Household Saints (USA, 1993). Most of you know Lili Taylor as the mad crazy later-dead wife of Nathan in HBO’s seriously good Six Feet Under. But Taylor has been making movies for many years. As one of independent films most awesome actresses, she’s played a variety of characters, crazy and non-crazy alike. Director Nancy Savoca’s Household Saints stars Taylor in one of her brightest, most memorable performances. In a matching star performance, Tracey Ulman plays Taylor’s overbearing Italian mother whose daughter puts herself through a series of often disturbing acts of faith, loyalty, and ultimate preparation for a life dedicated to God, in great and earnest hopes that upon her death she may be canonized as a saint. The explored themes of generational ties between familial women and the universal Catholic devotion to God are explored in the most unboring and entertaining ways.

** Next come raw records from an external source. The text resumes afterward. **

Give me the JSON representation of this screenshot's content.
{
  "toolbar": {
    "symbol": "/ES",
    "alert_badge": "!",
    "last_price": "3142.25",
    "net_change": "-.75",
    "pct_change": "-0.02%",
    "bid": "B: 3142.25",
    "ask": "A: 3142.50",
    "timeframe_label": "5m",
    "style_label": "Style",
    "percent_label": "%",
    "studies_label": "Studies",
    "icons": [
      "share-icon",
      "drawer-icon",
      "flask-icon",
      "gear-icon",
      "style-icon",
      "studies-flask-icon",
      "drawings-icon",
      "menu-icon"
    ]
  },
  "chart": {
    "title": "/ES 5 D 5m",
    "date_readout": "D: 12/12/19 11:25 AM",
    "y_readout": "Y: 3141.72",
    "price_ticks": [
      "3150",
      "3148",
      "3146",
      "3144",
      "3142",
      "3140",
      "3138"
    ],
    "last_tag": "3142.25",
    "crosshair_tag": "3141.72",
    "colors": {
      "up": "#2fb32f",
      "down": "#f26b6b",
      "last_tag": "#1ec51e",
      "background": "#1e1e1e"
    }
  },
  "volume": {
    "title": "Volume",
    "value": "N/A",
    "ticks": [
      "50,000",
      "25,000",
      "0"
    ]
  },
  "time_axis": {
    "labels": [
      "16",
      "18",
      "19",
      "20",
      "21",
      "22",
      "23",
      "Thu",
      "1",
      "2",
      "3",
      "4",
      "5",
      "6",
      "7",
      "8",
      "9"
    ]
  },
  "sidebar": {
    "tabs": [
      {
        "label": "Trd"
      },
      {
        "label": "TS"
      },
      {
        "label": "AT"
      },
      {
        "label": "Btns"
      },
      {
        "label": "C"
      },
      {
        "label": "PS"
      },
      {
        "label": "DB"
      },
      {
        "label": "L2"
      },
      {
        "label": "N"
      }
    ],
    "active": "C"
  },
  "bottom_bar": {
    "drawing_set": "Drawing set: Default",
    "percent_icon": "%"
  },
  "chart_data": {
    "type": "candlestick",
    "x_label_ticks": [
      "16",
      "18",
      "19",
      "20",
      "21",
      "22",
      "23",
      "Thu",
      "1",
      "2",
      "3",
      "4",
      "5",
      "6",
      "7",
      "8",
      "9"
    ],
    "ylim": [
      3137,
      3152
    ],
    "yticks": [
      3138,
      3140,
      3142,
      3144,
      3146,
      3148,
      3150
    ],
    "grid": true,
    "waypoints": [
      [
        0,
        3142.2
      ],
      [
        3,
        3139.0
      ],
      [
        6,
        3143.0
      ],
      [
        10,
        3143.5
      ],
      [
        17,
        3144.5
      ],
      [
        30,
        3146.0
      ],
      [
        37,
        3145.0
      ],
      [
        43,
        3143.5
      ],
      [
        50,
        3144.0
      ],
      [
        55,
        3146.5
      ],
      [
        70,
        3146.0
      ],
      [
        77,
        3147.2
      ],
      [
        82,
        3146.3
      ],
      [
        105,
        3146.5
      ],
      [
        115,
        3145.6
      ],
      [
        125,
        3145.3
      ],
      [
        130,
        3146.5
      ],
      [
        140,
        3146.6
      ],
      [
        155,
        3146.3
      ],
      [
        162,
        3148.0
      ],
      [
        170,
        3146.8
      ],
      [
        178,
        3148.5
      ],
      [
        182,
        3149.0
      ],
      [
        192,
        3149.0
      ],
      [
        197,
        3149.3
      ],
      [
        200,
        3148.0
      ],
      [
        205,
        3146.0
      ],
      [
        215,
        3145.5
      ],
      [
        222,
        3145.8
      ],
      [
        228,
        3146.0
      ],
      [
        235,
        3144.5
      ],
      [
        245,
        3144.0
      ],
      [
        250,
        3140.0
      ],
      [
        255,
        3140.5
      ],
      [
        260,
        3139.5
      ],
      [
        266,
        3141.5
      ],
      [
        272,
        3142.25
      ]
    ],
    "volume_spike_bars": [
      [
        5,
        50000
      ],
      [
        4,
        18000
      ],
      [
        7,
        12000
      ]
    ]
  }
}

After all folks, this is one of those intensely humanistic INDEPENDENT family dramas.

IQG, where else can I check out Lili Taylor? Try, Live from Baghdad (USA, 2002).


The Station Agent (USA, 2003). Independent star of stage and screen, Patricia Clarkson is best known for her unending supporting but memorable roles in Hollywood hits such as The Green Mile and Good Night and Good Luck. But as a lean mean indie screen queen, Clarkson keeps returning to those small sleepy little films that allow her to explore a serious gamut of characters and personalities without the worries of winning over the mainstream movie public. And yet, whatever she does, no matter how big or small the budget, you will not forget this milfy actress. In The Station Agent, Clarkson plays a grieving mother in a quiet little New Jersey town whose life is forever changed when she meets a 4-foot out-of-town stranger who takes ownership of a defunct train station. The Station Agent features the finest performances from three of the industries newest faces. And Clarkson, who is often plays mothers and is also remembered again for her fine shizzle in Six Feet Under, makes some memorable appearances in this film.

IQG, can you recommend another random-ass but good independent film that features Clarkson? Try, The Dying Gaul (USA, 2005).


Welcome to the Dollhouse (USA, 1996). Oh my Jeshivah and holy merde, you guys! If there is a movie you must move to the top of your queue, for the love of all things lovable, please make it Todd Solondz’s disturbingly hiliarous look at young teenage losers, Welcome to the Dollhouse. In an act of casting genius, Solondz employs the acting talents of not-so-pretty indie darling Heather Matarazzo who tears up the screen as the awkward, insecure, unpopular, disliked and wildly unfortunate 7th grader Dawn Weiner. I mean, seriously, friends, her name is Dawn Weiner. Welcome to the Dollhouse is the movie that everybody was all-OMG about before Napoleon Dynamite came along. But the starkest, darkest difference between the two is that while Napoleon gets a chance at coolness, Dawn Weiner gets exactly what was coming to her, the dorkfaced asspimple! Dawn Weiner is like the Jesus of Dorkdom, amazingly misunderstood and unjustly punished for all of dorkdom’s sins. It sounds funny, but trust me, it is! IQG Extra, favorite movie line: “Yo, Weiner, you better get ready, cause at three o’clock today, I’m gonna RAPE you!”

IQG, after that sacrilegious and damning review, is there another Matarazzo film you could recommend? Try, Saved (USA, 2004).

Next week on I, Queue Genius, three movie recommendations that will guarantee my place in Heaven. Amen.